Under the darkness of night, with the moon and stars reflecting off the water to guide him, a young man silently rowed down the James River to escape his life as a slave. To Siah, freedom was worth the risk.
In 1862, 18 slaves, including Siah Carter, ran away from the Shirley Plantation while the Union army occupied the plantation property. Enslaved labor was an intricate part of the Virginia plantation, as well as numerous other large farms throughout the South. Slaves were fundamental to the plantation system. They tended the fields, harvested the crops, maintained the house, cooked the meals, and provided the majority of skilled labor, including carpentry, masonry, and blacksmithing.

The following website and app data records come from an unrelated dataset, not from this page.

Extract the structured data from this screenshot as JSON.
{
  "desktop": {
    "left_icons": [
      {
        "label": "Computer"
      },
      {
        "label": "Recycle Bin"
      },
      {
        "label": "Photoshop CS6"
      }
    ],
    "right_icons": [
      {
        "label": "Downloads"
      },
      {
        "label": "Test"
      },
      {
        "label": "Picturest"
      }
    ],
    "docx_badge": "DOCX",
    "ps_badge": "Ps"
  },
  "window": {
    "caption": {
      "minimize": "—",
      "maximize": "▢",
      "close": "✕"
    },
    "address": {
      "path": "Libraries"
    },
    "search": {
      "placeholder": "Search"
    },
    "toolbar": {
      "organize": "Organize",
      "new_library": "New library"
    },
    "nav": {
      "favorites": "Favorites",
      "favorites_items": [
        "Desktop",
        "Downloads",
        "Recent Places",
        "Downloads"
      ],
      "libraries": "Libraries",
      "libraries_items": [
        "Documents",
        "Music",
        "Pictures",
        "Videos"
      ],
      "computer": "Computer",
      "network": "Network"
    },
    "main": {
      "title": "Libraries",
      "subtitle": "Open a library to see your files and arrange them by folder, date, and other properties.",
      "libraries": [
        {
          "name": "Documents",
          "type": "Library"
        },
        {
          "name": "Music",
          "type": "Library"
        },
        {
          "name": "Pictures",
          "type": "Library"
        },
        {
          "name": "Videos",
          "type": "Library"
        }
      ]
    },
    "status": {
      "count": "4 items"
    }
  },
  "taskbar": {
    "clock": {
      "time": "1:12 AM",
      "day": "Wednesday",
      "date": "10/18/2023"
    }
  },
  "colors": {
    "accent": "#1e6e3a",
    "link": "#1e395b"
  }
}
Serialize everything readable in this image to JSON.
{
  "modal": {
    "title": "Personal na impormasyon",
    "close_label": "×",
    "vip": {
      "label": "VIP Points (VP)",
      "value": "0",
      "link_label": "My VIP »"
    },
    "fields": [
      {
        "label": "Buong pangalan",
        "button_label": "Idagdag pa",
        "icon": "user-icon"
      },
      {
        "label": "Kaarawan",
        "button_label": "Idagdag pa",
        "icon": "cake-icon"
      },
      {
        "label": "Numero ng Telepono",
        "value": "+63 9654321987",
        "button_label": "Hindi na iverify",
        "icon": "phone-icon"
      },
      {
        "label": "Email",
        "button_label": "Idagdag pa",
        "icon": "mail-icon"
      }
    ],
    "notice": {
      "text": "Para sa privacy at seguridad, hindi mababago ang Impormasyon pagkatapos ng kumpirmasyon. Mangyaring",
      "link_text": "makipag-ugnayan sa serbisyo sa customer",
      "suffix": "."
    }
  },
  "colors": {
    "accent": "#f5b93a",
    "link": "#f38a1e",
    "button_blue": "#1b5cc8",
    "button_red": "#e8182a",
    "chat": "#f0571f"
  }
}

The Civil War, however, brought many changes at Shirley. From 1860 to 1865, 80 slaves fled the plantation in hope of gaining freedom with the Union armies. It was noted that in 1863 when the Union gunboats came up the James River, 15 slaves left with them. Many of the slave men who left with the Union army in 1862 returned to the Shirley Plantation in 1864 to collect their family. This action in 1864 was the last of the mass exodus by the slaves at Shirley because in 1865 the 13th Amendment was ratified, and slavery was abolished. The former slaves who remained at Shirley after the abolition of slavery became hired workers, known as tenant farmers.
Siah Carter, also known as Josiah Hulett, was the first recorded slave to flee. Siah saw his chance to escape when the Union ironclad USS Monitor anchored down river at City Point, which is now the present day city of Hopewell. Siah successful getaway down river allowed him to seek refuge on the Union ship.
Once he came aboard, he was given various jobs such as coal heaver, carpenter, and assistant to the cook. He was skilled in these areas, and an asset to the crew, as these were some of his occupations as a slave.
While working in the close quarters and intense heat, he stated that the work on the ship was often as difficult as when he was on the plantation and that the white crew around him did not treat him much better than his old master. However, Carter worked on other Union vessels after the sinking of the Monitor and has been recorded as speaking of the utter feeling of freedom and peace that he felt being away from his master and working for the Union.